Talk to RV salespeople, travel agents, or pool vendors. They will tell you that consumers are not spending money. And it's not just an impression.
According to the latest RBC consumer spending tracking report, Canadians' spending is up 30% from pre-pandemic levels on goods and travel. Consumers do not hesitate to pull out the credit card and indulge themselves.
Paradoxically, the same consumers are worried and pessimistic about the state of their personal finances.
According to a recent Nanos poll, reported by Bloomberg, 41% of Canadians believe their finances have deteriorated over the past year.

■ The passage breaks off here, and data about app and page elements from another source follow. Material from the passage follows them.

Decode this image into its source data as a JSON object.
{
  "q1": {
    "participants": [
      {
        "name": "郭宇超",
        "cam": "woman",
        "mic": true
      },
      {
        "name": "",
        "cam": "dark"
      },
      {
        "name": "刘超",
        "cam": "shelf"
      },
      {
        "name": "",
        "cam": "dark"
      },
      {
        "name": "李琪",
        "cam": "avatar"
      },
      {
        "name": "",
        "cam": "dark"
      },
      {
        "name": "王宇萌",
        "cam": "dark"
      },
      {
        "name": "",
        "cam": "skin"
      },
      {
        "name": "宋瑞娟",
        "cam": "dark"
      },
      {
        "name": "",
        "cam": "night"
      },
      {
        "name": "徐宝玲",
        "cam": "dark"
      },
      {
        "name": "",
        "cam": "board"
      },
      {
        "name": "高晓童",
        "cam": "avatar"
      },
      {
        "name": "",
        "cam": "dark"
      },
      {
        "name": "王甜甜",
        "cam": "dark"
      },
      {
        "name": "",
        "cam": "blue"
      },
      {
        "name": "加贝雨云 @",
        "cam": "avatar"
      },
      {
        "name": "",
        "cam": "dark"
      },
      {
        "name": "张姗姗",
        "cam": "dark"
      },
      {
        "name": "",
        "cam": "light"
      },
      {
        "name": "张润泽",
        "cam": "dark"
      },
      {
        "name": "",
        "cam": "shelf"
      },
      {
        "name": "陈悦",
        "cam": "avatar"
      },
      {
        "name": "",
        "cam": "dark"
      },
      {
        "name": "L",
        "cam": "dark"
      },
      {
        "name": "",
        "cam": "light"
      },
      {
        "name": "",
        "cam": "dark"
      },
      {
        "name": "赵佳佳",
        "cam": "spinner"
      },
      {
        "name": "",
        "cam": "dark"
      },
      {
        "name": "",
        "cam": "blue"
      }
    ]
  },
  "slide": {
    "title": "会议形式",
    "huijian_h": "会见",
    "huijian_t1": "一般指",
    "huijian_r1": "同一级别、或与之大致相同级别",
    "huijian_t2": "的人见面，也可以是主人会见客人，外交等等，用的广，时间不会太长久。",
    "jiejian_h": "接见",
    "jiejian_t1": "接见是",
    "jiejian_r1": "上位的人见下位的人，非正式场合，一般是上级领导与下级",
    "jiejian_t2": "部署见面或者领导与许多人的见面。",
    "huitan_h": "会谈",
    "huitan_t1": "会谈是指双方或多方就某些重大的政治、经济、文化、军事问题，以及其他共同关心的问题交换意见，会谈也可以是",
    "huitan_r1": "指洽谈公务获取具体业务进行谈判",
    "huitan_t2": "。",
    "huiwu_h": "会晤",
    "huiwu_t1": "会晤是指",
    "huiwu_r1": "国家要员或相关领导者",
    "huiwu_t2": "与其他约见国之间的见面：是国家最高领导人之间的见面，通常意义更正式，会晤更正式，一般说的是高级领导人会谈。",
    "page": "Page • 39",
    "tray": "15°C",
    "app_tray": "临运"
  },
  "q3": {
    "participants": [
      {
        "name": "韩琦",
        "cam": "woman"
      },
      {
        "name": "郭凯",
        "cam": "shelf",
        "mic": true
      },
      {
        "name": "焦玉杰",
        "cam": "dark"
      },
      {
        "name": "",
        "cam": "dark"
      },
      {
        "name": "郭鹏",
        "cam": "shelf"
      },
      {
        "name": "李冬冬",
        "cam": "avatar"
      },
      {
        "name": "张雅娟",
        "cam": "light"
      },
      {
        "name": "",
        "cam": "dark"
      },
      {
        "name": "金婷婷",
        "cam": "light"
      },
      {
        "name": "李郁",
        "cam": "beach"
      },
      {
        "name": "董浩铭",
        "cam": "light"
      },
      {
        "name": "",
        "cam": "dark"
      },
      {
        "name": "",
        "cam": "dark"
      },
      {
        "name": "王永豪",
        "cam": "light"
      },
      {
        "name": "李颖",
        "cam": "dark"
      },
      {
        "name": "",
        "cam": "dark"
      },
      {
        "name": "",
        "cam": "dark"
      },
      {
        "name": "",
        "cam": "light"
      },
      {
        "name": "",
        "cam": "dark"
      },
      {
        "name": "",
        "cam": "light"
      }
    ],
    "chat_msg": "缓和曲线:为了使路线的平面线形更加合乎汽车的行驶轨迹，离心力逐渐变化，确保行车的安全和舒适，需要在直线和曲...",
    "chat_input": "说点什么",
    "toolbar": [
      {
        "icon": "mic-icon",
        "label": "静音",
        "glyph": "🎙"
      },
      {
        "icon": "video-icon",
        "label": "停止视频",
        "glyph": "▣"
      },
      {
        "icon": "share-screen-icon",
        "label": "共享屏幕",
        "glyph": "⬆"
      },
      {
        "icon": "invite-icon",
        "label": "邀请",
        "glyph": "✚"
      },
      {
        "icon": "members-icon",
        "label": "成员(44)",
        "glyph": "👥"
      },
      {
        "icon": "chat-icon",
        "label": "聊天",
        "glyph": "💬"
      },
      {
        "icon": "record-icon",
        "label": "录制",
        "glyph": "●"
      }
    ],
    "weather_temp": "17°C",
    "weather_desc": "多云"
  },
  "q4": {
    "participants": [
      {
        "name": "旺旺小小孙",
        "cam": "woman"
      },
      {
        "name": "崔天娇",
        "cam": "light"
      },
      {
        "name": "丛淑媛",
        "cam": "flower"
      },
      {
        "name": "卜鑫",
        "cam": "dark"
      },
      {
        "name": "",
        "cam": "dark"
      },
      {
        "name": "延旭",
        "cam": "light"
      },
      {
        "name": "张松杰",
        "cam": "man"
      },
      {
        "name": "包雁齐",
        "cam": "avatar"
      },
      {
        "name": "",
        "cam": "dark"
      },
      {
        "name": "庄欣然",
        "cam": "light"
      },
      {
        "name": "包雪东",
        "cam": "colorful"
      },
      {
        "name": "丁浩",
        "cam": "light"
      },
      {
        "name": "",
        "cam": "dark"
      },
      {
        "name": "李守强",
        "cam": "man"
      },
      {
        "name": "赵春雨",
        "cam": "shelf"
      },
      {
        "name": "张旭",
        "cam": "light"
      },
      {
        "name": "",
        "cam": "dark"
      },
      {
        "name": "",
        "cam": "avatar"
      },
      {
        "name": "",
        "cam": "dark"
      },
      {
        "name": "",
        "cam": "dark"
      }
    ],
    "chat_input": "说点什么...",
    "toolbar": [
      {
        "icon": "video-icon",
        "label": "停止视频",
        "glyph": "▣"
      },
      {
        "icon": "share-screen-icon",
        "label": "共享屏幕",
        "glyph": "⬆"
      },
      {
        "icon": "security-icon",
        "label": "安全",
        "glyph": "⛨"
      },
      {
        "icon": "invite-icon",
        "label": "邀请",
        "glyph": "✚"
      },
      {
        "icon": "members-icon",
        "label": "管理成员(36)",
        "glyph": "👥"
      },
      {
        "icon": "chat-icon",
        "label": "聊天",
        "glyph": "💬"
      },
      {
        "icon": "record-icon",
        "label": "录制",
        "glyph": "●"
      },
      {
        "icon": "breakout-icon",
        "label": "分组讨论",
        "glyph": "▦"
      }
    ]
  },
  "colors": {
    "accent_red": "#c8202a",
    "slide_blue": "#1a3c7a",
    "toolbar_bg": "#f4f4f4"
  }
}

Same story from the Conference Board. A probe conducted in May shows that this confidence is at its lowest level since December 2020. Remember. It was the time of confinements and pandemic outbreaks, that says it all! In addition, about 25% of Canadians have a negative outlook on their finances over a six-month horizon.
It is above all inflation that is responsible for this drop in confidence, and the Russian invasion of Ukraine adds another layer.
An electric bike here, a new car there, an RV or a boat... But where do consumers get all that money?
Part of the answer lies in excess savings accumulated during lockdowns. No exits, no expenses. And Canadian households are happily tapping into $90 billion in reserves accumulated during pandemic shutdowns. Does this explain it? Yes and no.
More and more homeowners are turning to home equity lines of credit to finance their expenses. According to the Bank of Canada, this spring, the debt contracted through these lines of credit has increased at the fastest rate since 2013.
Add to that credit card debt which is on the rise again.
According to Equifax, we're seeing "the highest increases in credit card spending we've ever seen." The number of credit accounts opened jumped 31% year-on-year. In the end, after two years of restrictions, many people decided to "live on the arm" of the credit companies.
With the pandemic waning, we are witnessing a spending spree. Travel, entertainment, catering... Consumers are celebrating the end of confinements and sanitary measures, at the risk of becoming over-indebted and ending up with unpleasant surprises very soon.
The household debt ratio is now at a record high in Canada. If yours has increased significantly lately, pay attention. With the economic slowdown looming on the horizon, and the rise in interest rates likely to continue, the euphoria of small pleasures may well turn into a tidal wave, and beware of those who do not will not have learned to swim.